Net Metered Solar Electric Technology

Last modified on March 9, 2020

A ‘net metered’ solar energy system will generate electricity from the sun and inject that energy into your home, displacing energy consumed from the utility (ie Hydro One). Excess energy can flow to the grid, in which case your utility account will generate a credit for use in a future month. When a system displaces 100% of your consumed energy (on an annual average) it’s called ‘net zero’ because your average annual consumption from the grid will be zero. A system can be designed based on your consumption, available mounting space (roof or ground mounts), or budget.

To give you a sense of scale: a typical home consumes between 20kWh/day and 50kWh/day. Let’s choose a number roughly in the middle: 30kW/day as an example. A net metered solar energy system designed to displace 30kWh/day will cost about $30k+HST (roof mounted) and require about 800sq ft of roof space (assuming suitable orientation, tilt, and solar access). The same system ground mounted would add about $15,000+HST, depending on the site details.

The generated electricity will be used first by your home; excess will travel backwards through your electricity meter. 100% of your generated electricity (up to your total annual consumption) will be used to offset electricity bills. Up to 100% of the volumetric charges can be displaced. At this time that includes 100% of the cost of energy and a portion of the delivery charges. The exact proportion depends on your account type and typical consumption. At this time the basic flat rate delivery fee (the portion that cannot be displaced) ranges from about $30/month to $80/month, depending on your utility and account type. Our net metered system, on our office in Peterborough, displaces more than 100% of our annual electricity consumption. Our bills are about $40/month, which is the current fixed delivery charge.

Note that a straight net metered solar energy system does *not* provide any backup power during a grid outage. The net metered solar equipment requires a working grid; if the grid goes down, your net metered solar energy system will stop working also. If you require backup power, you’ll need a net metered system that includes batteries.

Here’s a sample net metering bill from Hydro One. This is just a sample. You can see the charges for electricity used (page 4) and credits for electricity generated (page 5). If you have a different utility, your net meter bill may be very different.

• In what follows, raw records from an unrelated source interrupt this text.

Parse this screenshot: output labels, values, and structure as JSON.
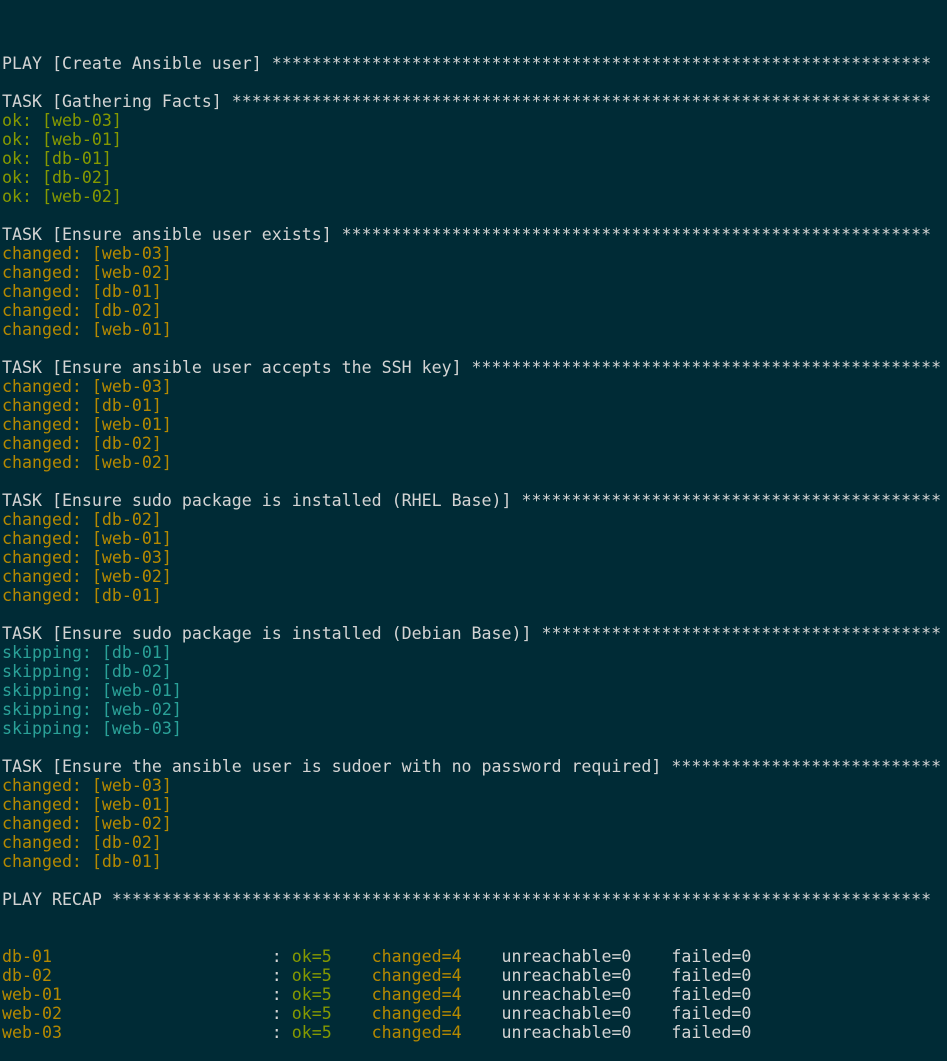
{
  "colors": {
    "background": "#002b36",
    "text": "#d4d4d4",
    "ok": "#859900",
    "changed": "#b58900",
    "skipping": "#2aa198"
  },
  "lines": [
    {
      "cls": "hdr",
      "text": "PLAY [Create Ansible user] ******************************************************************"
    },
    {
      "cls": "blank",
      "text": ""
    },
    {
      "cls": "hdr",
      "text": "TASK [Gathering Facts] **********************************************************************"
    },
    {
      "cls": "ok",
      "text": "ok: [web-03]"
    },
    {
      "cls": "ok",
      "text": "ok: [web-01]"
    },
    {
      "cls": "ok",
      "text": "ok: [db-01]"
    },
    {
      "cls": "ok",
      "text": "ok: [db-02]"
    },
    {
      "cls": "ok",
      "text": "ok: [web-02]"
    },
    {
      "cls": "blank",
      "text": ""
    },
    {
      "cls": "hdr",
      "text": "TASK [Ensure ansible user exists] ***********************************************************"
    },
    {
      "cls": "changed",
      "text": "changed: [web-03]"
    },
    {
      "cls": "changed",
      "text": "changed: [web-02]"
    },
    {
      "cls": "changed",
      "text": "changed: [db-01]"
    },
    {
      "cls": "changed",
      "text": "changed: [db-02]"
    },
    {
      "cls": "changed",
      "text": "changed: [web-01]"
    },
    {
      "cls": "blank",
      "text": ""
    },
    {
      "cls": "hdr",
      "text": "TASK [Ensure ansible user accepts the SSH key] ***********************************************"
    },
    {
      "cls": "changed",
      "text": "changed: [web-03]"
    },
    {
      "cls": "changed",
      "text": "changed: [db-01]"
    },
    {
      "cls": "changed",
      "text": "changed: [web-01]"
    },
    {
      "cls": "changed",
      "text": "changed: [db-02]"
    },
    {
      "cls": "changed",
      "text": "changed: [web-02]"
    },
    {
      "cls": "blank",
      "text": ""
    },
    {
      "cls": "hdr",
      "text": "TASK [Ensure sudo package is installed (RHEL Base)] ******************************************"
    },
    {
      "cls": "changed",
      "text": "changed: [db-02]"
    },
    {
      "cls": "changed",
      "text": "changed: [web-01]"
    },
    {
      "cls": "changed",
      "text": "changed: [web-03]"
    },
    {
      "cls": "changed",
      "text": "changed: [web-02]"
    },
    {
      "cls": "changed",
      "text": "changed: [db-01]"
    },
    {
      "cls": "blank",
      "text": ""
    },
    {
      "cls": "hdr",
      "text": "TASK [Ensure sudo package is installed (Debian Base)] ****************************************"
    },
    {
      "cls": "skipping",
      "text": "skipping: [db-01]"
    },
    {
      "cls": "skipping",
      "text": "skipping: [db-02]"
    },
    {
      "cls": "skipping",
      "text": "skipping: [web-01]"
    },
    {
      "cls": "skipping",
      "text": "skipping: [web-02]"
    },
    {
      "cls": "skipping",
      "text": "skipping: [web-03]"
    },
    {
      "cls": "blank",
      "text": ""
    },
    {
      "cls": "hdr",
      "text": "TASK [Ensure the ansible user is sudoer with no password required] ***************************"
    },
    {
      "cls": "changed",
      "text": "changed: [web-03]"
    },
    {
      "cls": "changed",
      "text": "changed: [web-01]"
    },
    {
      "cls": "changed",
      "text": "changed: [web-02]"
    },
    {
      "cls": "changed",
      "text": "changed: [db-02]"
    },
    {
      "cls": "changed",
      "text": "changed: [db-01]"
    },
    {
      "cls": "blank",
      "text": ""
    },
    {
      "cls": "hdr",
      "text": "PLAY RECAP **********************************************************************************"
    }
  ],
  "recap": [
    {
      "host": "db-01",
      "ok": "ok=5",
      "changed": "changed=4",
      "unreachable": "unreachable=0",
      "failed": "failed=0"
    },
    {
      "host": "db-02",
      "ok": "ok=5",
      "changed": "changed=4",
      "unreachable": "unreachable=0",
      "failed": "failed=0"
    },
    {
      "host": "web-01",
      "ok": "ok=5",
      "changed": "changed=4",
      "unreachable": "unreachable=0",
      "failed": "failed=0"
    },
    {
      "host": "web-02",
      "ok": "ok=5",
      "changed": "changed=4",
      "unreachable": "unreachable=0",
      "failed": "failed=0"
    },
    {
      "host": "web-03",
      "ok": "ok=5",
      "changed": "changed=4",
      "unreachable": "unreachable=0",
      "failed": "failed=0"
    }
  ]
}
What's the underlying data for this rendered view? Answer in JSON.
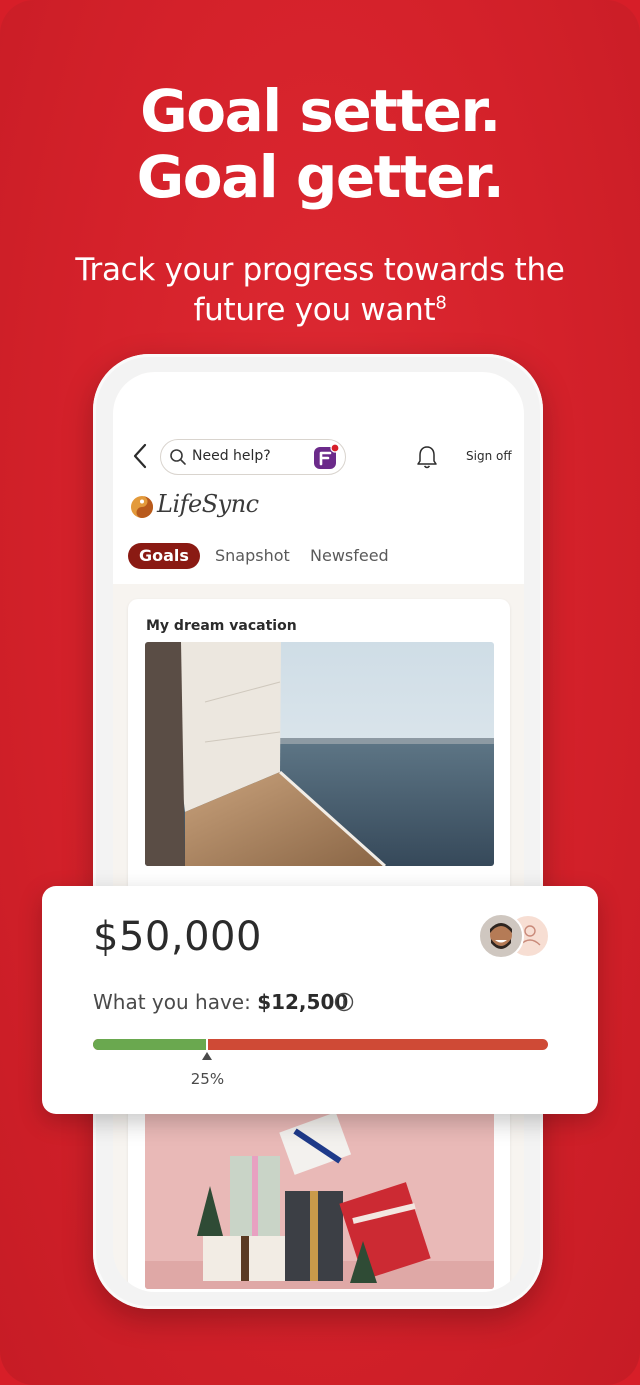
{
  "headline": {
    "line1": "Goal setter.",
    "line2": "Goal getter."
  },
  "subhead": {
    "line1": "Track your progress towards the",
    "line2": "future you want",
    "footnote": "8"
  },
  "app": {
    "search_placeholder": "Need help?",
    "sign_off": "Sign off",
    "brand": "LifeSync",
    "tabs": [
      {
        "label": "Goals",
        "active": true
      },
      {
        "label": "Snapshot",
        "active": false
      },
      {
        "label": "Newsfeed",
        "active": false
      }
    ]
  },
  "goal_card": {
    "title": "My dream vacation"
  },
  "goal_summary": {
    "target": "$50,000",
    "have_label": "What you have:",
    "have_value": "$12,500",
    "progress_fraction": 0.25,
    "progress_label": "25%"
  },
  "colors": {
    "brand_red": "#d71e28",
    "active_tab": "#8a1a13",
    "progress_good": "#6aa84f",
    "progress_rest": "#cf4a36"
  },
  "icons": [
    "back-icon",
    "search-icon",
    "assistant-icon",
    "bell-icon",
    "brand-logo-icon",
    "info-icon",
    "avatar",
    "person-icon"
  ]
}
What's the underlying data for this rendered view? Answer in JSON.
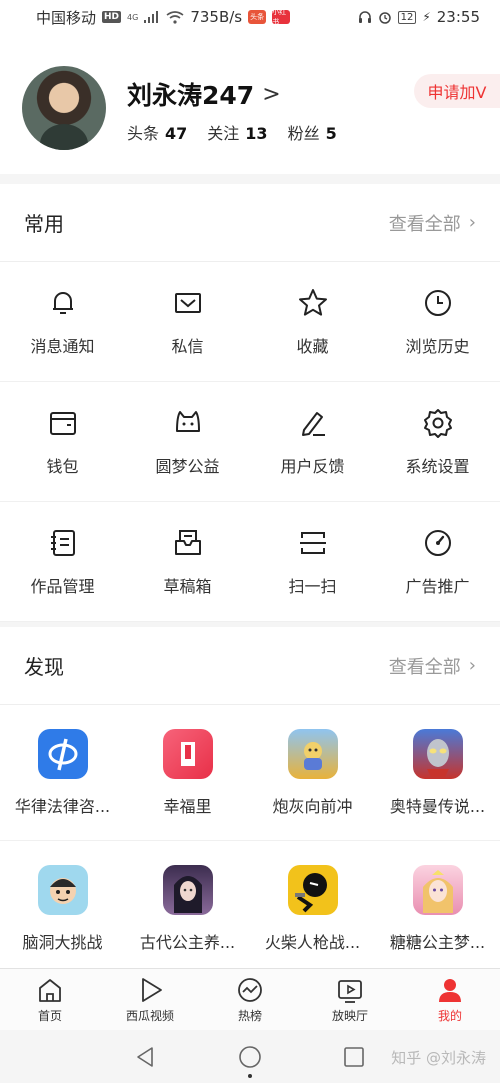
{
  "statusbar": {
    "carrier": "中国移动",
    "hd": "HD",
    "net": "4G",
    "speed": "735B/s",
    "app1": "头条",
    "app2": "小红书",
    "battery": "12",
    "time": "23:55"
  },
  "profile": {
    "name": "刘永涛247",
    "chevron": ">",
    "stats": [
      {
        "label": "头条",
        "value": "47"
      },
      {
        "label": "关注",
        "value": "13"
      },
      {
        "label": "粉丝",
        "value": "5"
      }
    ],
    "v_button": "申请加V"
  },
  "common": {
    "title": "常用",
    "more": "查看全部",
    "items": [
      {
        "label": "消息通知",
        "icon": "bell-icon"
      },
      {
        "label": "私信",
        "icon": "mail-icon"
      },
      {
        "label": "收藏",
        "icon": "star-icon"
      },
      {
        "label": "浏览历史",
        "icon": "clock-icon"
      },
      {
        "label": "钱包",
        "icon": "wallet-icon"
      },
      {
        "label": "圆梦公益",
        "icon": "cat-face-icon"
      },
      {
        "label": "用户反馈",
        "icon": "pen-icon"
      },
      {
        "label": "系统设置",
        "icon": "gear-icon"
      },
      {
        "label": "作品管理",
        "icon": "notebook-icon"
      },
      {
        "label": "草稿箱",
        "icon": "drafts-icon"
      },
      {
        "label": "扫一扫",
        "icon": "scan-icon"
      },
      {
        "label": "广告推广",
        "icon": "gauge-icon"
      }
    ]
  },
  "discover": {
    "title": "发现",
    "more": "查看全部",
    "items": [
      {
        "label": "华律法律咨...",
        "icon": "hualv-app-icon",
        "color": "#2f7be8"
      },
      {
        "label": "幸福里",
        "icon": "xingfuli-app-icon",
        "color": "#f0455a"
      },
      {
        "label": "炮灰向前冲",
        "icon": "paohui-game-icon",
        "color": "#e8b23a"
      },
      {
        "label": "奥特曼传说...",
        "icon": "ultraman-game-icon",
        "color": "#c7342c"
      },
      {
        "label": "脑洞大挑战",
        "icon": "naodong-game-icon",
        "color": "#7cc8e8"
      },
      {
        "label": "古代公主养...",
        "icon": "princess-game-icon",
        "color": "#6b4a7a"
      },
      {
        "label": "火柴人枪战...",
        "icon": "stickman-game-icon",
        "color": "#f2c21b"
      },
      {
        "label": "糖糖公主梦...",
        "icon": "tangtang-game-icon",
        "color": "#f3b3c6"
      }
    ]
  },
  "tabbar": {
    "tabs": [
      {
        "label": "首页",
        "icon": "home-icon"
      },
      {
        "label": "西瓜视频",
        "icon": "play-icon"
      },
      {
        "label": "热榜",
        "icon": "trend-icon"
      },
      {
        "label": "放映厅",
        "icon": "tv-icon"
      },
      {
        "label": "我的",
        "icon": "person-icon"
      }
    ],
    "active_color": "#e33333"
  },
  "watermark": "知乎 @刘永涛"
}
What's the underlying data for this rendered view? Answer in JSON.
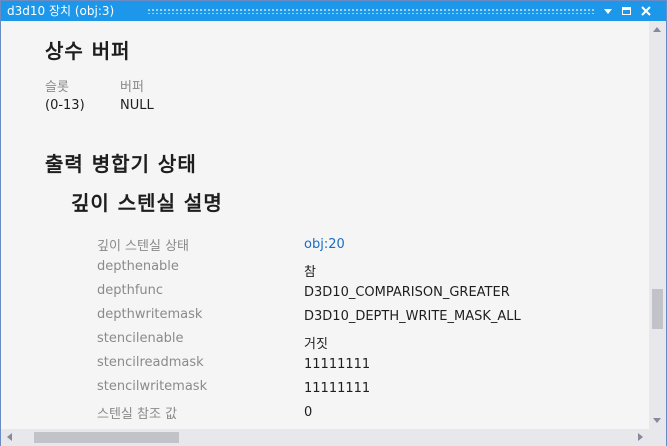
{
  "window": {
    "title": "d3d10 장치 (obj:3)",
    "accent_color": "#1c97ea"
  },
  "constant_buffer": {
    "heading": "상수 버퍼",
    "slot_header": "슬롯",
    "buffer_header": "버퍼",
    "slot_value": "(0-13)",
    "buffer_value": "NULL"
  },
  "output_merger": {
    "heading": "출력 병합기 상태",
    "depth_stencil_heading": "깊이 스텐실 설명",
    "properties": [
      {
        "key": "깊이 스텐실 상태",
        "value": "obj:20"
      },
      {
        "key": "depthenable",
        "value": "참"
      },
      {
        "key": "depthfunc",
        "value": "D3D10_COMPARISON_GREATER"
      },
      {
        "key": "depthwritemask",
        "value": "D3D10_DEPTH_WRITE_MASK_ALL"
      },
      {
        "key": "stencilenable",
        "value": "거짓"
      },
      {
        "key": "stencilreadmask",
        "value": "11111111"
      },
      {
        "key": "stencilwritemask",
        "value": "11111111"
      },
      {
        "key": "스텐실 참조 값",
        "value": "0"
      }
    ]
  }
}
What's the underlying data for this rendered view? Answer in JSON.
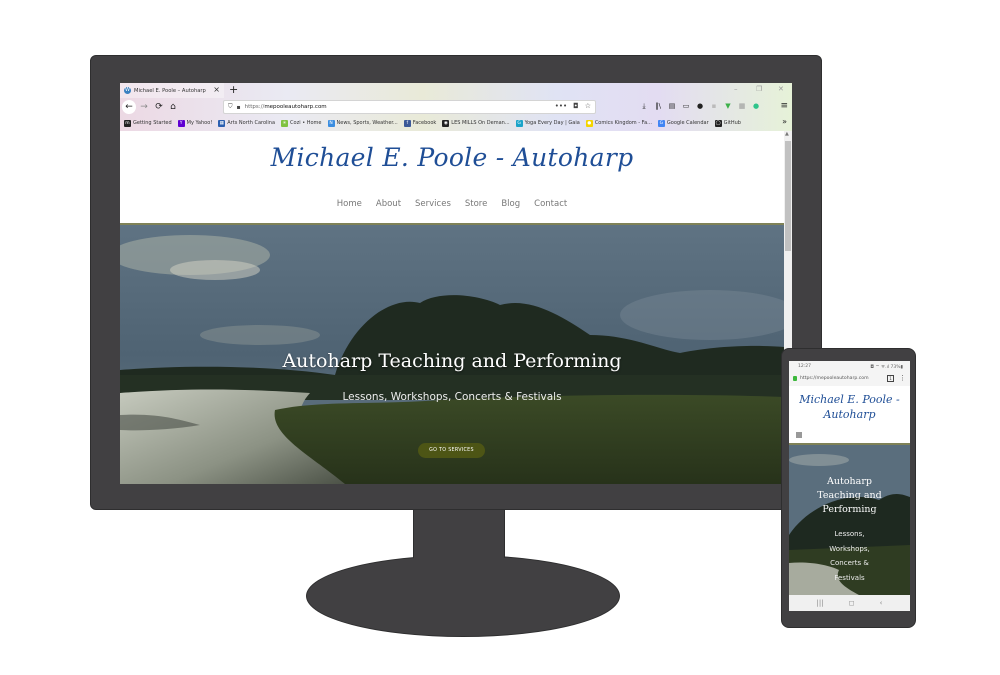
{
  "desktop": {
    "browser": {
      "tab": {
        "favicon": "wordpress-icon",
        "title": "Michael E. Poole – Autoharp",
        "close": "×"
      },
      "new_tab": "+",
      "window_controls": [
        "–",
        "❐",
        "✕"
      ],
      "nav": {
        "back": "←",
        "forward": "→",
        "reload": "⟳",
        "home": "⌂"
      },
      "url": {
        "prefix": "https://",
        "domain": "mepooleautoharp.com",
        "shield_icon": "⛉",
        "lock_icon": "🔒",
        "page_actions": [
          "•••",
          "◘",
          "☆"
        ]
      },
      "toolbar_icons": [
        {
          "name": "downloads-icon",
          "glyph": "⤓"
        },
        {
          "name": "library-icon",
          "glyph": "‖\\"
        },
        {
          "name": "print-icon",
          "glyph": "▤"
        },
        {
          "name": "sidebar-icon",
          "glyph": "▭"
        },
        {
          "name": "account-icon",
          "glyph": "●"
        },
        {
          "name": "extension-icon",
          "glyph": "▪"
        },
        {
          "name": "shield-extension-icon",
          "glyph": "▼"
        },
        {
          "name": "grid-extension-icon",
          "glyph": "▦"
        },
        {
          "name": "sync-extension-icon",
          "glyph": "●"
        }
      ],
      "menu": "≡",
      "bookmarks": [
        {
          "label": "Getting Started",
          "icon": "m",
          "color": "#222222"
        },
        {
          "label": "My Yahoo!",
          "icon": "Y",
          "color": "#6001d2"
        },
        {
          "label": "Arts North Carolina",
          "icon": "▦",
          "color": "#2c5fb0"
        },
        {
          "label": "Cozi • Home",
          "icon": "✳",
          "color": "#7fc241"
        },
        {
          "label": "News, Sports, Weather...",
          "icon": "N",
          "color": "#3b8de0"
        },
        {
          "label": "Facebook",
          "icon": "f",
          "color": "#3b5998"
        },
        {
          "label": "LES MILLS On Deman...",
          "icon": "◉",
          "color": "#222222"
        },
        {
          "label": "Yoga Every Day | Gaia",
          "icon": "G",
          "color": "#1aa3c9"
        },
        {
          "label": "Comics Kingdom - Fa...",
          "icon": "●",
          "color": "#f4d400"
        },
        {
          "label": "Google Calendar",
          "icon": "G",
          "color": "#4285f4"
        },
        {
          "label": "GitHub",
          "icon": "◯",
          "color": "#222222"
        }
      ],
      "bookmarks_more": "»"
    },
    "site": {
      "title": "Michael E. Poole - Autoharp",
      "nav": [
        "Home",
        "About",
        "Services",
        "Store",
        "Blog",
        "Contact"
      ],
      "hero": {
        "title": "Autoharp Teaching and Performing",
        "subtitle": "Lessons, Workshops, Concerts & Festivals",
        "button": "GO TO SERVICES"
      }
    }
  },
  "mobile": {
    "status": {
      "time": "12:27",
      "system": "◘ ⌔ ᯤ.ıl 73%▮"
    },
    "url": "https://mepooleautoharp.com",
    "tabs_count": "1",
    "more": "⋮",
    "site": {
      "title_line1": "Michael E. Poole -",
      "title_line2": "Autoharp",
      "hero_title_lines": [
        "Autoharp",
        "Teaching and",
        "Performing"
      ],
      "hero_sub_lines": [
        "Lessons,",
        "Workshops,",
        "Concerts &",
        "Festivals"
      ]
    },
    "navbar": [
      "|||",
      "◻",
      "‹"
    ]
  },
  "colors": {
    "frame": "#414042",
    "site_title": "#1f4e96",
    "accent_olive": "#4d5515",
    "header_border": "#7f8257"
  }
}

And, as of April 2024, you can specify the billing method for your account even with net metering. This means you can earn solar credits at the On-Peak rate and apply them against all consumption, including mid- and off-peak consumption. Here’s a sample bill for net metered TOU billing.